You see this even in the sports section of the Sentinel, which has been decimated by its partnership with Orlando. It's only getting worse. On August 31, I was forwarded an internal Sun-Sentinel memo regarding the formation of something it calls "One-Florida Sports." It sells it as as enhancement to coverage. It's actually about shrinkage and homogenization: The memo, which was sent companywide:
This morning we announced in the newsroom an expansion of our existing sharing between the sports departments in Orlando and South Florida. This reorganization, called One-Florida Sports, will put reporters and editors in both markets under a single Florida Topic Manager.
Starting today, Tim Stephens, the Orlando Sentinel's sports topic manager, becomes the leader of the combined Florida sports operation. Joe Schwerdt, the Sun Sentinel's sports topic manager, becomes pro sports editor for both markets.
This reorganization is designed to enhance print and digital sports content in both markets. To that end, we are moving some staffers into content-creation jobs and expanding digital content development in both markets.
This arrangement is not entirely new for the two sports departments.
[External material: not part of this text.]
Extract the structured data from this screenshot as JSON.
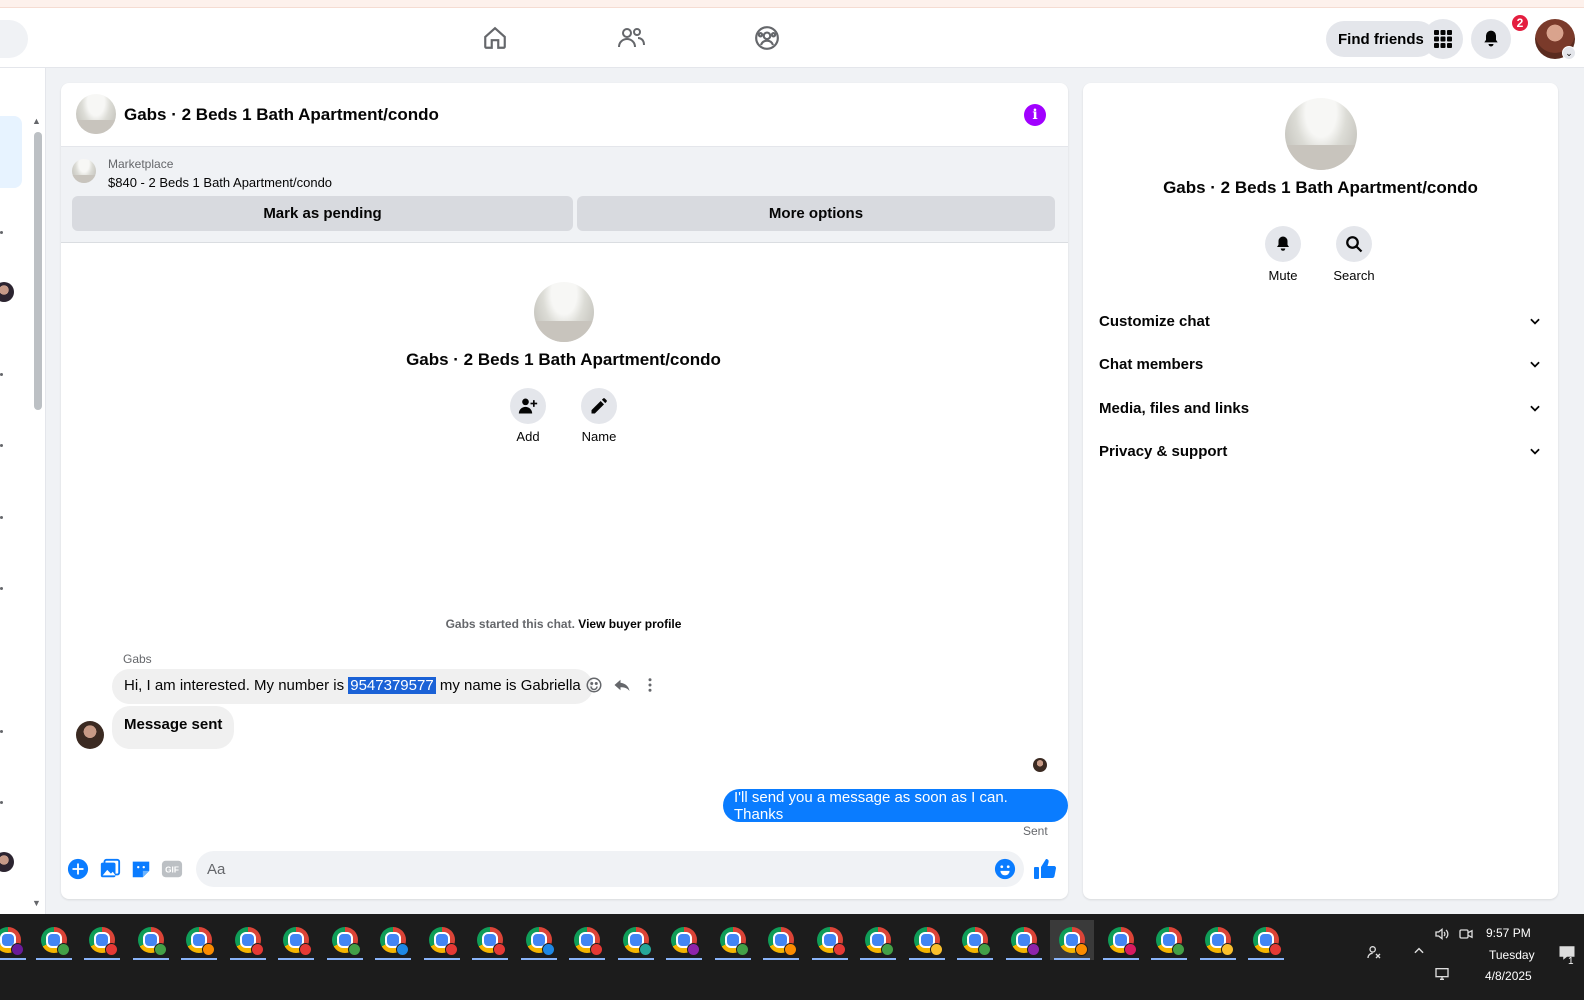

We have traditionally shared a great deal of sports content - from golf coverage to college sports and columnists - and will expand such sharing where it meets the needs of both markets. When it makes sense to do so, we'll plan content that is designed and edited once to serve both markets. This is an extension of what we already are doing in both markets on some college football and NFL pages and with our annual football preview section.
We will, however, maintain two distinct sports brands with locally focused beat coverage and content in each market in print and online.
For the last few weeks, Orlando and South Florida have been working collaboratively to produce local news and sports sections. For example, the Orlando Sentinel produces the Sun Sentinel sports section for Thursday, Friday and Saturday editions. South Florida is producing the Sentinel sports section for Monday, Tuesday and Wednesday editions. Both staffs independently produce the Sunday editions.
The Sun-Sentinel of Orlando. Get used to it. Or not.